• INSTRUCTIONS FOR THE TASK: Tally how many lines in the data hold the word "Displays", and give the result with no other text.

• THE DATA:
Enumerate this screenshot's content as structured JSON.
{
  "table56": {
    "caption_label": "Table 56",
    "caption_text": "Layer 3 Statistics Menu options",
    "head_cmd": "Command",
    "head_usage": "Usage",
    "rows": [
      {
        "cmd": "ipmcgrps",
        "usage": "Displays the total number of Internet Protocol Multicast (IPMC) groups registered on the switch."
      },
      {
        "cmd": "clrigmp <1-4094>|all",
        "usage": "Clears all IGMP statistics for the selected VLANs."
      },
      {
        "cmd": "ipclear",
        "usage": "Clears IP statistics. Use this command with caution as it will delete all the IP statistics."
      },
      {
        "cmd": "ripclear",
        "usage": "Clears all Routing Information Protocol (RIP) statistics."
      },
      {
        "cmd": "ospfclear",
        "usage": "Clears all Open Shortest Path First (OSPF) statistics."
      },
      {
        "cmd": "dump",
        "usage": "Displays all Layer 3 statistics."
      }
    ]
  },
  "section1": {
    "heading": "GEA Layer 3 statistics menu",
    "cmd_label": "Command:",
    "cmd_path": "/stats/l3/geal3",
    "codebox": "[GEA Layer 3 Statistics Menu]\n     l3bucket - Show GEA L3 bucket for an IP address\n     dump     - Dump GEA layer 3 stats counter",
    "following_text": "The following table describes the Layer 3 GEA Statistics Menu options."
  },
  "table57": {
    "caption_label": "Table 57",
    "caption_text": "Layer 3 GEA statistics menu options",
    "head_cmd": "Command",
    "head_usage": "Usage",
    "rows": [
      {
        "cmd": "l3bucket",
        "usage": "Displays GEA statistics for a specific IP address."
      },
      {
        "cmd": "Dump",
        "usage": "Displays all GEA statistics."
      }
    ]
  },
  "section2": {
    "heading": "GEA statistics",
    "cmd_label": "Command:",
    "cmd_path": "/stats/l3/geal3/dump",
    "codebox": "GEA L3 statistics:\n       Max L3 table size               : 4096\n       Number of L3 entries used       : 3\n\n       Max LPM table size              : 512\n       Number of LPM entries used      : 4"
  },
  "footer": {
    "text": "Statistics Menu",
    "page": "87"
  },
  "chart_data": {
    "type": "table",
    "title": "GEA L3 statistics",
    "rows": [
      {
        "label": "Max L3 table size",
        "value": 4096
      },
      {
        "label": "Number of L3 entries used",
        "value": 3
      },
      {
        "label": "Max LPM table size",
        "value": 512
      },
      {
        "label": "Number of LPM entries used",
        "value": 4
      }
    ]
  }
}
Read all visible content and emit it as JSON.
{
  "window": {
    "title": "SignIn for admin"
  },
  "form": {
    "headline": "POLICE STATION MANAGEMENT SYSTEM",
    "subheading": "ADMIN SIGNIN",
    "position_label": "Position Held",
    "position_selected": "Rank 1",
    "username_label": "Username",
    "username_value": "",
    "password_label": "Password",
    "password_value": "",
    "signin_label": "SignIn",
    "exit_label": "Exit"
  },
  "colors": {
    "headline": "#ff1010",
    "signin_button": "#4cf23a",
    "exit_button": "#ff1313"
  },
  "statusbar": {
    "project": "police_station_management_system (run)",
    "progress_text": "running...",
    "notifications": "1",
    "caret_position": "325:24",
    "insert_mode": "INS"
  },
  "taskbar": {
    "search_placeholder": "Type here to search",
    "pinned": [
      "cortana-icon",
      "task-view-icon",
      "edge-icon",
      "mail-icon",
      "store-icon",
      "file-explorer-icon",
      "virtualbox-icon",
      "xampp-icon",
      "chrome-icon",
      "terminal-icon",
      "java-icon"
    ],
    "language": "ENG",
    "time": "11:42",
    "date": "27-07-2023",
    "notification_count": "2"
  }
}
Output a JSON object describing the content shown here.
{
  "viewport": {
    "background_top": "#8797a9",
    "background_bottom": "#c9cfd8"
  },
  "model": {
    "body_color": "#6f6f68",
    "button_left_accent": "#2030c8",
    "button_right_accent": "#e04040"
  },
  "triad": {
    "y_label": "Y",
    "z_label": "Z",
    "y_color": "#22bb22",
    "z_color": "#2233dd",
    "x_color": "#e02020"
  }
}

• SOLUTION TO THE PROBLEM: 4